Homework should not be frustrating. Students should be given everything they need to successfully complete homework before it is assigned including motivation, knowledge and skills, and equal resources.
Most importantly, why should students do homework? No matter how young your students, imagine they have been programmed to view homework as meaningless busywork only good for points in the grade book. You probably don’t have to imagine very hard. Deprogramming takes a sustained effort with a caring touch. An educator has to communicate repeatedly why they are asking students to do homework, how it will help them and you, and how it will be tied to class. The communication should take the tone of “I want more than anything for you to learn and be successful.” Don’t use high-stakes for motivation, students will simply do the homework to avoid failure. Therefore, most homework shouldn’t have a performance-based grade (see more below in Homework is for Practice).
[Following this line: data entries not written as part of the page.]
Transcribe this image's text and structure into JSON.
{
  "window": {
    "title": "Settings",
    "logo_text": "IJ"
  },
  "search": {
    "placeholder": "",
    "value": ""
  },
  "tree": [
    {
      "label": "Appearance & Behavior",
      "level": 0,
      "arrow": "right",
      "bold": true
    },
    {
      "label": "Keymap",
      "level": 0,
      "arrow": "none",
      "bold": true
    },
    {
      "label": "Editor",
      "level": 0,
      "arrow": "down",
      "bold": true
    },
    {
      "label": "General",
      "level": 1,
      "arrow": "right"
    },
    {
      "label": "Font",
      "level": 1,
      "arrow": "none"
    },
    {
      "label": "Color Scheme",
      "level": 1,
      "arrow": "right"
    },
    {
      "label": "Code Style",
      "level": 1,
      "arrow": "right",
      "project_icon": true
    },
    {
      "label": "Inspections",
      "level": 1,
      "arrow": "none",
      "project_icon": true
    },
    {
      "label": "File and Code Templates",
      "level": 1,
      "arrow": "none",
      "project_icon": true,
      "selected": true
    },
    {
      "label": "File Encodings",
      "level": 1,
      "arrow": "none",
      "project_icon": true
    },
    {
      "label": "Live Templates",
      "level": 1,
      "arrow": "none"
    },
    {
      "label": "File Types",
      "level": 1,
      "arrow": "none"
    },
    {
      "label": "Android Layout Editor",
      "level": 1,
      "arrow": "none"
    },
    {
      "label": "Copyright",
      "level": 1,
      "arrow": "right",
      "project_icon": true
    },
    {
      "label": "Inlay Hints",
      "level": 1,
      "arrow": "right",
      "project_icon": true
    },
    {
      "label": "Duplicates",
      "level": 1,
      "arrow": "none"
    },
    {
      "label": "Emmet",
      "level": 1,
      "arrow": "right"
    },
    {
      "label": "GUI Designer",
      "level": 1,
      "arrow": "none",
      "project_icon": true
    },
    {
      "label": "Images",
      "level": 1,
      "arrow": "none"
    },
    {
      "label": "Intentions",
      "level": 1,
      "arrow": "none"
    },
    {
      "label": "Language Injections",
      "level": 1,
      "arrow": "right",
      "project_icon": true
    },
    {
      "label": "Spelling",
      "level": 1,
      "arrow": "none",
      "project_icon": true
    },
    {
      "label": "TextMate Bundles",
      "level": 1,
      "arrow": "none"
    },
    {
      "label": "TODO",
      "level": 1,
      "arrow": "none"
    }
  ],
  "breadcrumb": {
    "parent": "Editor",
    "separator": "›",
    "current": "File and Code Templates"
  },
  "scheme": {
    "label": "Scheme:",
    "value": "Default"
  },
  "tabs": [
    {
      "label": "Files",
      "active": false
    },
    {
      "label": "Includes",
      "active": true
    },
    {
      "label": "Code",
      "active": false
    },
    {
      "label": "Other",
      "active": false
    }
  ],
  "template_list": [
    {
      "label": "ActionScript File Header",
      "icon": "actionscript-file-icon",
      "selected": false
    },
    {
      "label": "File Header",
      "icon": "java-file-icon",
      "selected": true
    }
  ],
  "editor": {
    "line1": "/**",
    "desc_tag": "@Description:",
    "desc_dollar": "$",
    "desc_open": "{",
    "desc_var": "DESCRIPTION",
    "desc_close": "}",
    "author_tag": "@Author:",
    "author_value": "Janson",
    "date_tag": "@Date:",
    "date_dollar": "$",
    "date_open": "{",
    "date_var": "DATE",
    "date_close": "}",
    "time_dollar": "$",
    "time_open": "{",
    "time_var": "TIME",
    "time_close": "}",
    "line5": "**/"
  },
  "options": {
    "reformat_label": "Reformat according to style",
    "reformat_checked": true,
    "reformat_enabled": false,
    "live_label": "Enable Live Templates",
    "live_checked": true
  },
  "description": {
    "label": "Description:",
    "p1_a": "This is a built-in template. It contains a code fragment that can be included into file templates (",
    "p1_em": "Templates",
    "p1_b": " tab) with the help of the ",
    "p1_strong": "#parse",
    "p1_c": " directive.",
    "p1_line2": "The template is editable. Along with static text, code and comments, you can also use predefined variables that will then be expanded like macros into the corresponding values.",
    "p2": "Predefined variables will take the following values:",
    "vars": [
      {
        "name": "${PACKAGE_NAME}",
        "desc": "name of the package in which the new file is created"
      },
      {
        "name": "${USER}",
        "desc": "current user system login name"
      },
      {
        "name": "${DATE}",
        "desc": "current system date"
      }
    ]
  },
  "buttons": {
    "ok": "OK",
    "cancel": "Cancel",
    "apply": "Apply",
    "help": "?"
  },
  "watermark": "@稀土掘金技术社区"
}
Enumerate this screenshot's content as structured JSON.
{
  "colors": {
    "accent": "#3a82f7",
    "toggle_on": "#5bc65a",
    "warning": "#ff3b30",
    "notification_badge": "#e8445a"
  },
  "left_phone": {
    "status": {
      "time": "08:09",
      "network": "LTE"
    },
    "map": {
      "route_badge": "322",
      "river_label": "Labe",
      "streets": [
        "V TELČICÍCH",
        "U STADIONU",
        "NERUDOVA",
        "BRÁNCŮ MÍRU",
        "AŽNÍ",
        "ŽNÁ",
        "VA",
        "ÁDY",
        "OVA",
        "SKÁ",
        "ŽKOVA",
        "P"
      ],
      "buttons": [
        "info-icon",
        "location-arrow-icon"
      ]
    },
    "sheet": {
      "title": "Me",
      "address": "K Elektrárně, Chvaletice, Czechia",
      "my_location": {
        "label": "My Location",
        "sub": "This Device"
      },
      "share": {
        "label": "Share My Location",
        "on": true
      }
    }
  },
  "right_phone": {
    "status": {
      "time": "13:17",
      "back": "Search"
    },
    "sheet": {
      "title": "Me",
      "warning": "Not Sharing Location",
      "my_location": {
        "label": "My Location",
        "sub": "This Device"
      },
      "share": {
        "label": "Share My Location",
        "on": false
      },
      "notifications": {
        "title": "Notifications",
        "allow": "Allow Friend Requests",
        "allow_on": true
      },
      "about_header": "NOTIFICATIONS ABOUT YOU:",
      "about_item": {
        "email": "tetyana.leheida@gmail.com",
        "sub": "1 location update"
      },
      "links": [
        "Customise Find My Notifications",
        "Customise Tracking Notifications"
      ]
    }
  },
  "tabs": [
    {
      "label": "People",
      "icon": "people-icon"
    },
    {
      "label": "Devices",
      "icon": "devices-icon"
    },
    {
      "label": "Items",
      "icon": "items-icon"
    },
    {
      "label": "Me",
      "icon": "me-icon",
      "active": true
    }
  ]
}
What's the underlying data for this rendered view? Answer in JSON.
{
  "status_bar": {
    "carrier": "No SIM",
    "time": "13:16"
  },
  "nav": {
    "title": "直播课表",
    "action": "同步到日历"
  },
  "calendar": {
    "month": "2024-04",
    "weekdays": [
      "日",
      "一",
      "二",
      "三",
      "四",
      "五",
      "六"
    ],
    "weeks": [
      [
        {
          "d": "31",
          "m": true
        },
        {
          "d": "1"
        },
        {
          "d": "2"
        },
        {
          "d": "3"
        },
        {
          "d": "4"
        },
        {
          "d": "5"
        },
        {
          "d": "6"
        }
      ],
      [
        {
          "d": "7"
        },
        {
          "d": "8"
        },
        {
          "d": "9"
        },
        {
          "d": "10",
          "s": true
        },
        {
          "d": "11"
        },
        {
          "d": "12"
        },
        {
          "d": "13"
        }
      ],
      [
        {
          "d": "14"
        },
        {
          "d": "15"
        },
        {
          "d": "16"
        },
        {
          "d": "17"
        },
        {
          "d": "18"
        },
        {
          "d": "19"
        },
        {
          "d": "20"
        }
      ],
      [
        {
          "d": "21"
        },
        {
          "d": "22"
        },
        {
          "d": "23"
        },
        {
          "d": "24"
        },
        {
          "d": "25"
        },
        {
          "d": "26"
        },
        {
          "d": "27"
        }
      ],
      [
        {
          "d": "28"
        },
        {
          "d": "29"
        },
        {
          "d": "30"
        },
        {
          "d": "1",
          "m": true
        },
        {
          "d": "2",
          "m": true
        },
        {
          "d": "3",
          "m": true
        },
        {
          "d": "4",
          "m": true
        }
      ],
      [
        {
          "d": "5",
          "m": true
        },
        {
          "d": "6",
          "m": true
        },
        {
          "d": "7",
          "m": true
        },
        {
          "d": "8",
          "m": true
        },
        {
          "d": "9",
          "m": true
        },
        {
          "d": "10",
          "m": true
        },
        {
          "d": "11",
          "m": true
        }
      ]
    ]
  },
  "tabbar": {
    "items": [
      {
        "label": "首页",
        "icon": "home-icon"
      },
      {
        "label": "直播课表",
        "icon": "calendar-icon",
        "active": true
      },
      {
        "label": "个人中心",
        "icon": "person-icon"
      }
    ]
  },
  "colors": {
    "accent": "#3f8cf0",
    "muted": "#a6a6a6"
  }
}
Giving students what they need includes content knowledge and skills you ask students to apply on homework, and, more importantly, knowledge and skills for doing and learning from homework. Don’t assume students know how to learn while reading, how to study their notes, or how to write answers in complete sentences. Before assigning homework, model and practice how to do it, give examples, and ease into it while students learn the ropes. This will reduce student frustration and your own, because reviewing homework is less stressful when it’s done well.
Finally, make sure students have resources they need including time, technology access, materials, support, and a suitable environment to do homework. Give the type of homework every student can complete, or don’t give any at all. Home is a great place for relevance, creativity, and reflection. It’s also a useful place to come up with questions, instead of answers, since no one is around to ask.
Students who complete homework generally do better than students who don’t. But, picture not assigning any homework. Would the same students still do better than the others? If yes, doing or not doing homework isn’t the reason for success and failure. Instead, it’s an achievement gap, caused by a lack of resources and the knowledge and skills mentioned earlier. Minorities and economically-disadvantaged students are less likely to have these. Homework that doesn’t take the difference into account can increase the achievement gap.
Homework is for Practice
Practice says, “I know you still need to learn more.” Evaluation says, “You should have learned this already, prove it.” Using homework for practice and evaluation together is counterproductive. They give contradictory goals and create negative outcomes like cheating, avoidance, excuses, frustration, and poor grades. Failure is expected during practice, it’s punished during evaluation. Therefore, homework shouldn’t be graded based on performance, if at all. Your goal should be aligning homework with class activities that eventually align with evaluation. If a grade is needed, use complete/incomplete, or give students feedback and unlimited opportunities to make it right.
Tie Back to Class
When homework is assigned, it should be an integral component of the learning process—as necessary as anything in class. That doesn’t mean it needs to be as involved as in-class activities, but if homework is really necessary, the effects of missing it should be similar to those from missing class. A student would have a hard time understanding what’s going on in class the next day. You don’t want them to have a hard time, but it does mean the learning missed was meaningful and necessary.
Often, homework is the endpoint of learning a topic, but shouldn’t be. Learning from homework should be continued or reviewed in class to provide immediate feedback. Group review is effective and a great way to start class. Not giving attention to homework after it is completed is a sure way to make it look like busywork.